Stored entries
------------

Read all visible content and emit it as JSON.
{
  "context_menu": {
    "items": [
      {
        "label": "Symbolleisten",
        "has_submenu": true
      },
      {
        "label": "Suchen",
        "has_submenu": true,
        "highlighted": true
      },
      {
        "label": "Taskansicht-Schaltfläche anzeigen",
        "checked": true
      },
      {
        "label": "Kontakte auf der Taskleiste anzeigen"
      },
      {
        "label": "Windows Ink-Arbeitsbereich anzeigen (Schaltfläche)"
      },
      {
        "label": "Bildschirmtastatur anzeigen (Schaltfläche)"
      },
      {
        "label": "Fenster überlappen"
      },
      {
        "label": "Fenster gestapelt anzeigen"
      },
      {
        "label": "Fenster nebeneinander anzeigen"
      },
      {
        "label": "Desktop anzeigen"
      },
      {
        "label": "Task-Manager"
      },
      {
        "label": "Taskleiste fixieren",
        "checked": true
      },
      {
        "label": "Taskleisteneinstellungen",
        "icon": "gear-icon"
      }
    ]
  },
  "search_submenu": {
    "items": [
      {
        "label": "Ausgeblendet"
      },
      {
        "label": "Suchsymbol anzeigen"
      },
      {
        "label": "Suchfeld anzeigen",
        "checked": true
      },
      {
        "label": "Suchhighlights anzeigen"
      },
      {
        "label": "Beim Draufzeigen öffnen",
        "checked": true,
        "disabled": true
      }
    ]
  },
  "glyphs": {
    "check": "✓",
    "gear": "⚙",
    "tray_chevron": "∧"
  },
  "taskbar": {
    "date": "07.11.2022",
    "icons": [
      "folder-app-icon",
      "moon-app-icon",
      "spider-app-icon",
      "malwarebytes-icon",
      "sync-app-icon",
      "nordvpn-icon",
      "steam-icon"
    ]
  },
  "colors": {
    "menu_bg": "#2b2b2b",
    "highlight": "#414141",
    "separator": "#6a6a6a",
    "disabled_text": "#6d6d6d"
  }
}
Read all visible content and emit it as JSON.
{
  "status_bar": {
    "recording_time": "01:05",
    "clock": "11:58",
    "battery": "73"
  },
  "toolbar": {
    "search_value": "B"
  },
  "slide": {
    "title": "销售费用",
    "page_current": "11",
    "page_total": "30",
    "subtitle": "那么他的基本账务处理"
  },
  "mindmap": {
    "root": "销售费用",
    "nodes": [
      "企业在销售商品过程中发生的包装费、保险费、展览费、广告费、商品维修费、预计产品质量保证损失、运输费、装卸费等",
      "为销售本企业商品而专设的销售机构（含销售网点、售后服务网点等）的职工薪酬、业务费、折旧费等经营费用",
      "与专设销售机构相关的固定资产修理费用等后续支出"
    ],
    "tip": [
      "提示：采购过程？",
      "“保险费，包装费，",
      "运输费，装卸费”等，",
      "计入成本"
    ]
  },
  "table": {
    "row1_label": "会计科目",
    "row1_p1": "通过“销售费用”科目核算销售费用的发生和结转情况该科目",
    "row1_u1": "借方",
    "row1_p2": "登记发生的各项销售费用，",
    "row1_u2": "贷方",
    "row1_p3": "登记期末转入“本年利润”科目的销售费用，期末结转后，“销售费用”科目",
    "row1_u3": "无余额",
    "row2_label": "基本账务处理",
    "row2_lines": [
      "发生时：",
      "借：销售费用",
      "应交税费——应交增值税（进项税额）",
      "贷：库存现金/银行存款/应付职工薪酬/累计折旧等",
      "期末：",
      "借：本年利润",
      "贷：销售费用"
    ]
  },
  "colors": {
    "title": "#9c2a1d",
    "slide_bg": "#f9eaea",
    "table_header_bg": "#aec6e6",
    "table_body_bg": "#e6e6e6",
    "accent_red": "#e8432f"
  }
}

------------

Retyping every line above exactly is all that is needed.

Problem solution -
Read all visible content and emit it as JSON.
{
  "context_menu": {
    "items": [
      {
        "label": "Symbolleisten",
        "has_submenu": true
      },
      {
        "label": "Suchen",
        "has_submenu": true,
        "highlighted": true
      },
      {
        "label": "Taskansicht-Schaltfläche anzeigen",
        "checked": true
      },
      {
        "label": "Kontakte auf der Taskleiste anzeigen"
      },
      {
        "label": "Windows Ink-Arbeitsbereich anzeigen (Schaltfläche)"
      },
      {
        "label": "Bildschirmtastatur anzeigen (Schaltfläche)"
      },
      {
        "label": "Fenster überlappen"
      },
      {
        "label": "Fenster gestapelt anzeigen"
      },
      {
        "label": "Fenster nebeneinander anzeigen"
      },
      {
        "label": "Desktop anzeigen"
      },
      {
        "label": "Task-Manager"
      },
      {
        "label": "Taskleiste fixieren",
        "checked": true
      },
      {
        "label": "Taskleisteneinstellungen",
        "icon": "gear-icon"
      }
    ]
  },
  "search_submenu": {
    "items": [
      {
        "label": "Ausgeblendet"
      },
      {
        "label": "Suchsymbol anzeigen"
      },
      {
        "label": "Suchfeld anzeigen",
        "checked": true
      },
      {
        "label": "Suchhighlights anzeigen"
      },
      {
        "label": "Beim Draufzeigen öffnen",
        "checked": true,
        "disabled": true
      }
    ]
  },
  "glyphs": {
    "check": "✓",
    "gear": "⚙",
    "tray_chevron": "∧"
  },
  "taskbar": {
    "date": "07.11.2022",
    "icons": [
      "folder-app-icon",
      "moon-app-icon",
      "spider-app-icon",
      "malwarebytes-icon",
      "sync-app-icon",
      "nordvpn-icon",
      "steam-icon"
    ]
  },
  "colors": {
    "menu_bg": "#2b2b2b",
    "highlight": "#414141",
    "separator": "#6a6a6a",
    "disabled_text": "#6d6d6d"
  }
}
Read all visible content and emit it as JSON.
{
  "status_bar": {
    "recording_time": "01:05",
    "clock": "11:58",
    "battery": "73"
  },
  "toolbar": {
    "search_value": "B"
  },
  "slide": {
    "title": "销售费用",
    "page_current": "11",
    "page_total": "30",
    "subtitle": "那么他的基本账务处理"
  },
  "mindmap": {
    "root": "销售费用",
    "nodes": [
      "企业在销售商品过程中发生的包装费、保险费、展览费、广告费、商品维修费、预计产品质量保证损失、运输费、装卸费等",
      "为销售本企业商品而专设的销售机构（含销售网点、售后服务网点等）的职工薪酬、业务费、折旧费等经营费用",
      "与专设销售机构相关的固定资产修理费用等后续支出"
    ],
    "tip": [
      "提示：采购过程？",
      "“保险费，包装费，",
      "运输费，装卸费”等，",
      "计入成本"
    ]
  },
  "table": {
    "row1_label": "会计科目",
    "row1_p1": "通过“销售费用”科目核算销售费用的发生和结转情况该科目",
    "row1_u1": "借方",
    "row1_p2": "登记发生的各项销售费用，",
    "row1_u2": "贷方",
    "row1_p3": "登记期末转入“本年利润”科目的销售费用，期末结转后，“销售费用”科目",
    "row1_u3": "无余额",
    "row2_label": "基本账务处理",
    "row2_lines": [
      "发生时：",
      "借：销售费用",
      "应交税费——应交增值税（进项税额）",
      "贷：库存现金/银行存款/应付职工薪酬/累计折旧等",
      "期末：",
      "借：本年利润",
      "贷：销售费用"
    ]
  },
  "colors": {
    "title": "#9c2a1d",
    "slide_bg": "#f9eaea",
    "table_header_bg": "#aec6e6",
    "table_body_bg": "#e6e6e6",
    "accent_red": "#e8432f"
  }
}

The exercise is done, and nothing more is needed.